She knew there were other women in the childbirth group who came straight from work, without even a break for dinner, in their maternity blazers and heels that pinched their swollen feet, but even so, even though she had time to go home from P.S. 30 and drink a little tea and have a little meal, she was in a temper every Wednesday and could not bring herself to like the class…. Perhaps that was what it was—these other women, these couples, still believed in what they could imagine, still enjoyed building up in their minds their perfect homes, their perfect births. Whereas she, the one partnerless woman, the one who always had to team up with the instructor for the exercises, stood precisely for the fact that things did not turn out as you had planned.
When Lore arrives at the hospital, she has everything planned out. She wears a ring on her hand, but there’s no boyfriend or husband. She only allows Franckline into her true thoughts during a contraction. Slowly, as the hours go by, the reader begins to learn their histories. Franckline thinks about her childhood in Haiti, the child she lost, and her fears and hopes for her current pregnancy. She compares her younger self to Lore and remembers the many women she eased into motherhood while acting as a midwife’s helper in Haiti. Lore dissects the relationship that resulted in this pregnancy, right up to its messy end, while thinking about her own childhood growing up with a single mother.
When I finished the book, I wanted more. Something felt incomplete, like the ending wasn’t completely fleshed out. But perhaps that is Erens’ point: We don’t always get what we want, and there aren’t explanations for everything. Although I appreciate its depiction of the “messiness” of birth, the lack of clear-cut explanations and endings unsettled me.
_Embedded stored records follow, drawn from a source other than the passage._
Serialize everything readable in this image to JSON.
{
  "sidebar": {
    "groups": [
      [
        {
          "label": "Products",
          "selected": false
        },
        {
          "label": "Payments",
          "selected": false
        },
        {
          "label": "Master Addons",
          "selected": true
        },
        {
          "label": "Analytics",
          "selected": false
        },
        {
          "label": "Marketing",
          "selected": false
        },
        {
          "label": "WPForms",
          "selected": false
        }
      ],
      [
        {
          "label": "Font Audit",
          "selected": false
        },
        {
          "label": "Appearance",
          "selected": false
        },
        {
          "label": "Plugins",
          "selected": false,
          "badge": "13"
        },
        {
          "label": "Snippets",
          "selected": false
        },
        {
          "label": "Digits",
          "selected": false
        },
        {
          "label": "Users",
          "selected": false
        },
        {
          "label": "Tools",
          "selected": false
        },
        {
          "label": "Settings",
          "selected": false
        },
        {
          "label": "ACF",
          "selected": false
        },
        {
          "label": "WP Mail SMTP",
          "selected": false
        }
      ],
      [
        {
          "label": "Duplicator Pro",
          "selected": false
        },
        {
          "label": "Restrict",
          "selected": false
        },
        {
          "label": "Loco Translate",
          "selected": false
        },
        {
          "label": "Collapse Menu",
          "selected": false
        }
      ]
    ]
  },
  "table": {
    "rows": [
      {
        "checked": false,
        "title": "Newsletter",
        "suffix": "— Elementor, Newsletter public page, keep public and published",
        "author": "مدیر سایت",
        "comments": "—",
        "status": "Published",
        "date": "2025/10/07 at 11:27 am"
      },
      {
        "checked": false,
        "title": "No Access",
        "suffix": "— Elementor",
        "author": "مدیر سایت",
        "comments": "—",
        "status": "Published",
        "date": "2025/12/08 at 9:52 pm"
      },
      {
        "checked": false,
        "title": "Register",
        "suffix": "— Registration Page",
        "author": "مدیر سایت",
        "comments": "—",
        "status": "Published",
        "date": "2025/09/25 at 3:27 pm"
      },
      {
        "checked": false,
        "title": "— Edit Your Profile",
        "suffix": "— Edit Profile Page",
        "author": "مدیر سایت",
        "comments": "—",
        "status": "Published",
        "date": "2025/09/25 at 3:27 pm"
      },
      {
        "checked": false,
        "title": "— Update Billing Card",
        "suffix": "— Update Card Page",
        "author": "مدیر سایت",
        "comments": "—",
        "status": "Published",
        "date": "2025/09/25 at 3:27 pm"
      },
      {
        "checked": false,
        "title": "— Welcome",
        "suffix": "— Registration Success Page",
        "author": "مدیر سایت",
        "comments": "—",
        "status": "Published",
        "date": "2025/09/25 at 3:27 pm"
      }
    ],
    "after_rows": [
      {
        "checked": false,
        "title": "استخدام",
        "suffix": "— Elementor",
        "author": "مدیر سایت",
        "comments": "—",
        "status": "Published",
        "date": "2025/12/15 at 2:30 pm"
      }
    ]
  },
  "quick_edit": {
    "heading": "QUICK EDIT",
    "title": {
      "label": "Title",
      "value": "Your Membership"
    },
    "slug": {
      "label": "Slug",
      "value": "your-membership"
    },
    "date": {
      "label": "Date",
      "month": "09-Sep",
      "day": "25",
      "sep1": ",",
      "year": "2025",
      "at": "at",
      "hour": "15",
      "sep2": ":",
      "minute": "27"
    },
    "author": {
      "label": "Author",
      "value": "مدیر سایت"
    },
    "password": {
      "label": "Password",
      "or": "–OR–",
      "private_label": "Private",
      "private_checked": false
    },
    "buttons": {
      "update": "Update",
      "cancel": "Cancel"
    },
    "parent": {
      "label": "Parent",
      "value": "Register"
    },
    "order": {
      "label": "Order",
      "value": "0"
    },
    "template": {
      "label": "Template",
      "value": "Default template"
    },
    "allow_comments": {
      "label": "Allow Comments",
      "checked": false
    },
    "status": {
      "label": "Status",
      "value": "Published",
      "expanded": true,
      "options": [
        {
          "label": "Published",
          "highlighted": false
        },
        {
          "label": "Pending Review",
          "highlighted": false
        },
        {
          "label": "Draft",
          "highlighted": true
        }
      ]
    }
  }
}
Eleven Hours is a finely tuned story of two women, each in her own world, orbiting each other during a major life transition. The tension between the characters is palpable. Ambivalent, raw, messy, and redemptive, the book is an apt metaphor for birth itself.
Jaime Rochelle Herndon graduated with her MFA in creative nonfiction from Columbia and is a writer and editor living in NYC. She is a contributor at Book Riot and a writing instructor at Apiary Lit, and her writing can be seen on Healthline and New York Family Magazine, among others. Her book Taking Back Birth is forthcoming in 2016 from Microcosm Publishing.